We use the British English "Graham", and if you prefer a female voice,
you could install one of these as well. We find "Graham" so good that
it is hard to believe he is not a real person.

You could load the TXT file straight into TextAloud MP3 and start it
reading aloud right away.  However you will find that you need an extra
pause at the end of paragraphs and at the end of sentences. You can make
a permanent setting by clicking on
Options/TextAloud Options/Predefined Pauses.
We use Sentence Pause set to .3
       Paragraph Pause       .5

There will be a few, a very few, words that the "Voice" you use does
not pronounce as you wish. These are mostly confined to proper nouns
(names). You can use /Options/Pronunciation Editor to make sure that
from now on TextAloud will read them just as you wish.  But be aware
that different "voices" have different idiosyncrasies.  If later on
you hear a word mispronounced make a note of it and fix it when you
have an opportunity.

You now have the ability to hear any book read straight through, in a
pleasing manner. But it is more convenient to be able to hear and record
each chapter separately.

From time to time we publish a list of extra wrinkles that will make 
your audiobooks sound even more realistic, but note that what works for
one voice may possibly not work for another. This information is published

In your TextAloud program there is a facility for splitting a book up
into its component chapters. You can then have TextAloud make each of
these into an MP3 file, and you can write a CD with these on it, or
you can transfer them into an MP3 player.

With TextAloud loaded you can operate its file-splitter utility, which
you will find at /File/File Splitter Utility.

Browse to the Input File Name, which you will have copied off the
Internet Archive.

Let the file output name be the default by leaving that field blank,
or make up something shorter but meaningful. This is what will appear
in the tiny window of your MP3 player.

Let the starting Output File Sequence Number be 0.
Set Sequence File Number to After Filename.
Set Split Method to "Specified Strings".
Set the String to "Chapter".
and click on "Split". You will find you have each chapter in a file of
its own. Use Wordpad to check one of these just to make sure its
numbering is correct.

Use /Edit/Delete All Articles to clear out any book you have been
working on. Click on the Multi icon, then on the Open icon.
Navigate to where the chapter files are stored, use control-A to
highlight them all, and Open them.
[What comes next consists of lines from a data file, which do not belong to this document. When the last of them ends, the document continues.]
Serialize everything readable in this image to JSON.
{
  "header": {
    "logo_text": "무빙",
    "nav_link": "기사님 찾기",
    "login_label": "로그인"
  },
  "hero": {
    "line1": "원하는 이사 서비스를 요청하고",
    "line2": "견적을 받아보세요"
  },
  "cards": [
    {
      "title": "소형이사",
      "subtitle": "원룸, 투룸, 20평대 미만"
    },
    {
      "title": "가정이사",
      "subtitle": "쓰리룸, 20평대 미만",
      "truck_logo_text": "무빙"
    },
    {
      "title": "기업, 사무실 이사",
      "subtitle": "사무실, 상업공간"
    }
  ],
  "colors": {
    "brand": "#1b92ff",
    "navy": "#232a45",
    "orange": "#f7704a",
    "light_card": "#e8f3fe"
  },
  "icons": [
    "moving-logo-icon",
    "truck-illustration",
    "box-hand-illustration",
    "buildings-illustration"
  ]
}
Then click on the File icon
and tell TextAloud where you want the MP3 files stored. Then tell it
to go ahead and make them.

You will find this is quite fast, perhaps 30 times faster than just
reading the book aloud. Thus a 10-hour book will be done in 20 minutes.

Then you can save all these MP3 files onto a CD.  Don't forget to label
the CD!  If you are going to listen to books on your CD while driving
the car you need to ensure that jolts do not cause the CD to skip.  You
can get special springy things to absorb the jolt, but I have found
that an old straw hat does the job well, and if you leave the car for a
minute you can tuck the CD under the old hat.

Finally clear them off your computer because otherwise it will become
cluttered up.

There is one point which might interest you.  We have used underbar (_)
to surround words in italics.  If you use an editor such as Wordpad to
change _ into " it will make the "voice" stress the word, simply
because it adds a little pause there.  However you need to be careful
here because you won't want stress every time you come to the name of a
ship, or the name of a newspaper, nor every time you come to a foreign
word.  Of course you can't expect a British, US, Australian or Indian
voice to know how to pronounce foreign words.  And you certainly
wouldn't want to emphasise a wrong pronunciation.  Still, this wrinkle
may have its uses.